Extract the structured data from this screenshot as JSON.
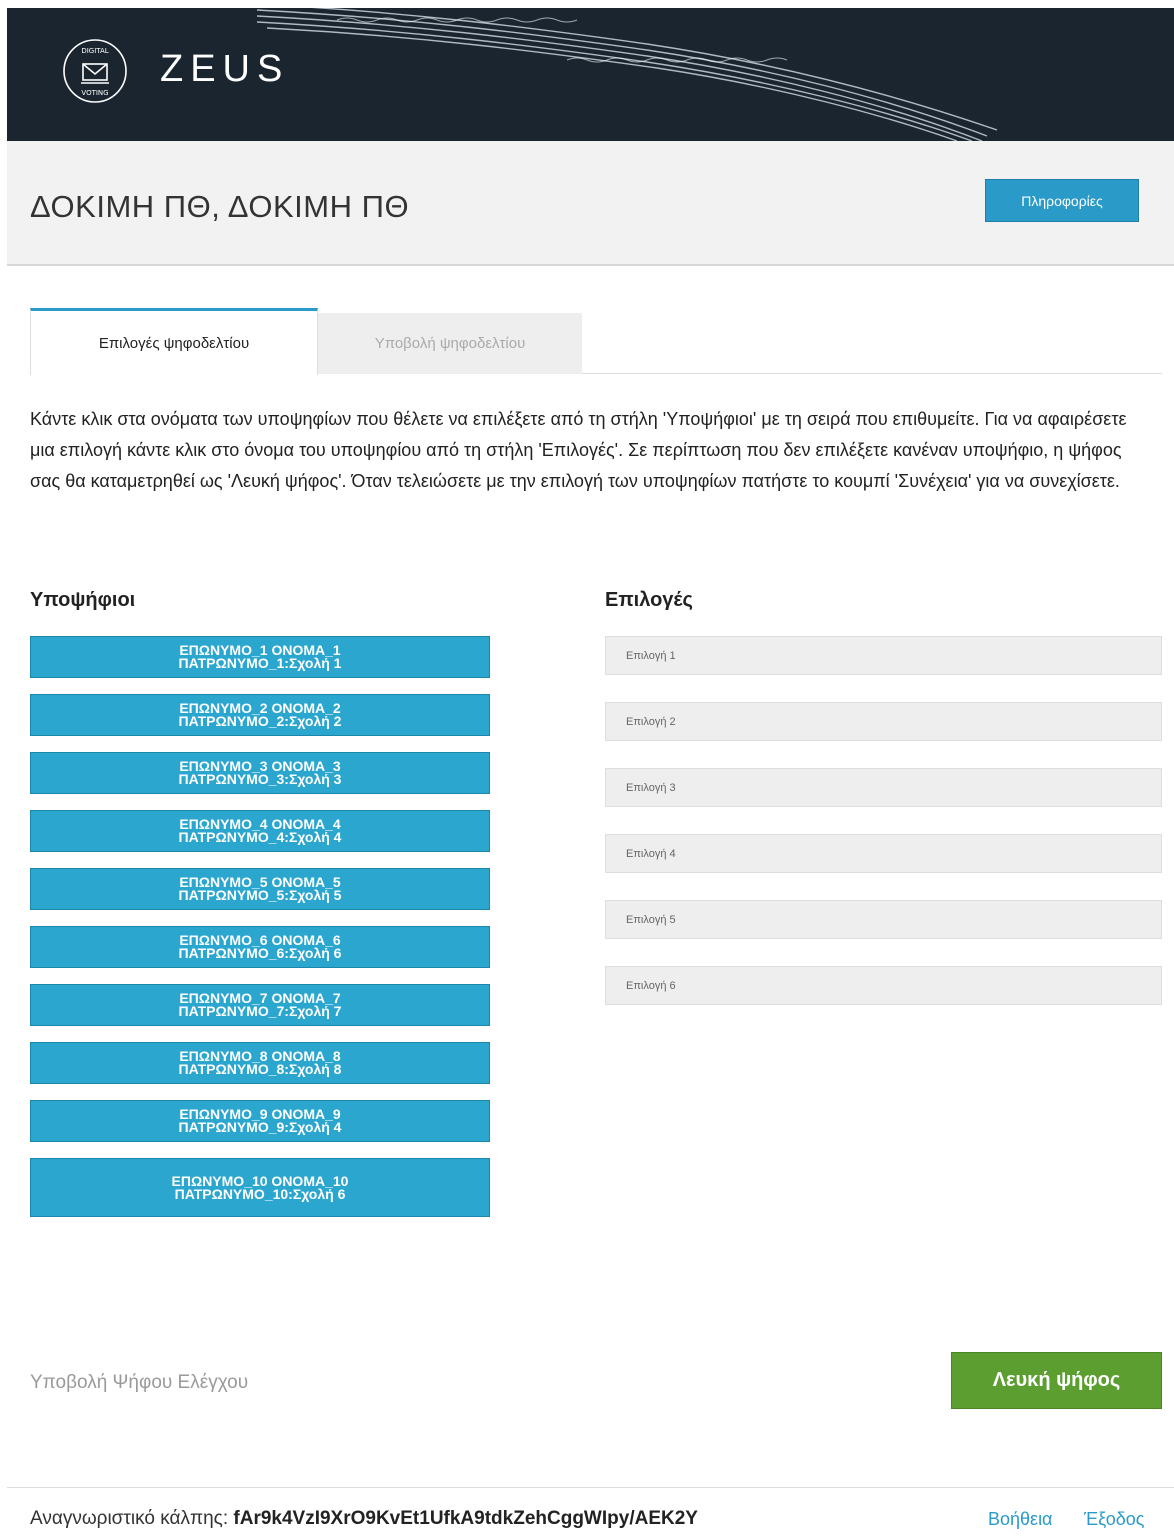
{
  "header": {
    "logo_text": "ZEUS",
    "logo_badge_top": "DIGITAL",
    "logo_badge_bottom": "VOTING"
  },
  "title_bar": {
    "title": "ΔΟΚΙΜΗ ΠΘ, ΔΟΚΙΜΗ ΠΘ",
    "info_button": "Πληροφορίες"
  },
  "tabs": [
    {
      "label": "Επιλογές ψηφοδελτίου",
      "active": true
    },
    {
      "label": "Υποβολή ψηφοδελτίου",
      "active": false
    }
  ],
  "instructions": "Κάντε κλικ στα ονόματα των υποψηφίων που θέλετε να επιλέξετε από τη στήλη 'Υποψήφιοι' με τη σειρά που επιθυμείτε. Για να αφαιρέσετε μια επιλογή κάντε κλικ στο όνομα του υποψηφίου από τη στήλη 'Επιλογές'. Σε περίπτωση που δεν επιλέξετε κανέναν υποψήφιο, η ψήφος σας θα καταμετρηθεί ως 'Λευκή ψήφος'. Όταν τελειώσετε με την επιλογή των υποψηφίων πατήστε το κουμπί 'Συνέχεια' για να συνεχίσετε.",
  "candidates_heading": "Υποψήφιοι",
  "choices_heading": "Επιλογές",
  "candidates": [
    "ΕΠΩΝΥΜΟ_1 ΟΝΟΜΑ_1 ΠΑΤΡΩΝΥΜΟ_1:Σχολή 1",
    "ΕΠΩΝΥΜΟ_2 ΟΝΟΜΑ_2 ΠΑΤΡΩΝΥΜΟ_2:Σχολή 2",
    "ΕΠΩΝΥΜΟ_3 ΟΝΟΜΑ_3 ΠΑΤΡΩΝΥΜΟ_3:Σχολή 3",
    "ΕΠΩΝΥΜΟ_4 ΟΝΟΜΑ_4 ΠΑΤΡΩΝΥΜΟ_4:Σχολή 4",
    "ΕΠΩΝΥΜΟ_5 ΟΝΟΜΑ_5 ΠΑΤΡΩΝΥΜΟ_5:Σχολή 5",
    "ΕΠΩΝΥΜΟ_6 ΟΝΟΜΑ_6 ΠΑΤΡΩΝΥΜΟ_6:Σχολή 6",
    "ΕΠΩΝΥΜΟ_7 ΟΝΟΜΑ_7 ΠΑΤΡΩΝΥΜΟ_7:Σχολή 7",
    "ΕΠΩΝΥΜΟ_8 ΟΝΟΜΑ_8 ΠΑΤΡΩΝΥΜΟ_8:Σχολή 8",
    "ΕΠΩΝΥΜΟ_9 ΟΝΟΜΑ_9 ΠΑΤΡΩΝΥΜΟ_9:Σχολή 4",
    "ΕΠΩΝΥΜΟ_10 ΟΝΟΜΑ_10 ΠΑΤΡΩΝΥΜΟ_10:Σχολή 6"
  ],
  "choices": [
    "Επιλογή 1",
    "Επιλογή 2",
    "Επιλογή 3",
    "Επιλογή 4",
    "Επιλογή 5",
    "Επιλογή 6"
  ],
  "test_vote_link": "Υποβολή Ψήφου Ελέγχου",
  "blank_vote_button": "Λευκή ψήφος",
  "footer": {
    "voter_id_label": "Αναγνωριστικό κάλπης:",
    "voter_id_value": "fAr9k4VzI9XrO9KvEt1UfkA9tdkZehCggWIpy/AEK2Y",
    "help_link": "Βοήθεια",
    "logout_link": "Έξοδος"
  },
  "colors": {
    "header_bg": "#1a2530",
    "accent_blue": "#2aa6cf",
    "green_button": "#5c9e2f"
  }
}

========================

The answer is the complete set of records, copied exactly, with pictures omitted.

Extract the structured data from this screenshot as JSON.
{
  "header": {
    "logo_text": "ZEUS",
    "logo_badge_top": "DIGITAL",
    "logo_badge_bottom": "VOTING"
  },
  "title_bar": {
    "title": "ΔΟΚΙΜΗ ΠΘ, ΔΟΚΙΜΗ ΠΘ",
    "info_button": "Πληροφορίες"
  },
  "tabs": [
    {
      "label": "Επιλογές ψηφοδελτίου",
      "active": true
    },
    {
      "label": "Υποβολή ψηφοδελτίου",
      "active": false
    }
  ],
  "instructions": "Κάντε κλικ στα ονόματα των υποψηφίων που θέλετε να επιλέξετε από τη στήλη 'Υποψήφιοι' με τη σειρά που επιθυμείτε. Για να αφαιρέσετε μια επιλογή κάντε κλικ στο όνομα του υποψηφίου από τη στήλη 'Επιλογές'. Σε περίπτωση που δεν επιλέξετε κανέναν υποψήφιο, η ψήφος σας θα καταμετρηθεί ως 'Λευκή ψήφος'. Όταν τελειώσετε με την επιλογή των υποψηφίων πατήστε το κουμπί 'Συνέχεια' για να συνεχίσετε.",
  "candidates_heading": "Υποψήφιοι",
  "choices_heading": "Επιλογές",
  "candidates": [
    "ΕΠΩΝΥΜΟ_1 ΟΝΟΜΑ_1 ΠΑΤΡΩΝΥΜΟ_1:Σχολή 1",
    "ΕΠΩΝΥΜΟ_2 ΟΝΟΜΑ_2 ΠΑΤΡΩΝΥΜΟ_2:Σχολή 2",
    "ΕΠΩΝΥΜΟ_3 ΟΝΟΜΑ_3 ΠΑΤΡΩΝΥΜΟ_3:Σχολή 3",
    "ΕΠΩΝΥΜΟ_4 ΟΝΟΜΑ_4 ΠΑΤΡΩΝΥΜΟ_4:Σχολή 4",
    "ΕΠΩΝΥΜΟ_5 ΟΝΟΜΑ_5 ΠΑΤΡΩΝΥΜΟ_5:Σχολή 5",
    "ΕΠΩΝΥΜΟ_6 ΟΝΟΜΑ_6 ΠΑΤΡΩΝΥΜΟ_6:Σχολή 6",
    "ΕΠΩΝΥΜΟ_7 ΟΝΟΜΑ_7 ΠΑΤΡΩΝΥΜΟ_7:Σχολή 7",
    "ΕΠΩΝΥΜΟ_8 ΟΝΟΜΑ_8 ΠΑΤΡΩΝΥΜΟ_8:Σχολή 8",
    "ΕΠΩΝΥΜΟ_9 ΟΝΟΜΑ_9 ΠΑΤΡΩΝΥΜΟ_9:Σχολή 4",
    "ΕΠΩΝΥΜΟ_10 ΟΝΟΜΑ_10 ΠΑΤΡΩΝΥΜΟ_10:Σχολή 6"
  ],
  "choices": [
    "Επιλογή 1",
    "Επιλογή 2",
    "Επιλογή 3",
    "Επιλογή 4",
    "Επιλογή 5",
    "Επιλογή 6"
  ],
  "test_vote_link": "Υποβολή Ψήφου Ελέγχου",
  "blank_vote_button": "Λευκή ψήφος",
  "footer": {
    "voter_id_label": "Αναγνωριστικό κάλπης:",
    "voter_id_value": "fAr9k4VzI9XrO9KvEt1UfkA9tdkZehCggWIpy/AEK2Y",
    "help_link": "Βοήθεια",
    "logout_link": "Έξοδος"
  },
  "colors": {
    "header_bg": "#1a2530",
    "accent_blue": "#2aa6cf",
    "green_button": "#5c9e2f"
  }
}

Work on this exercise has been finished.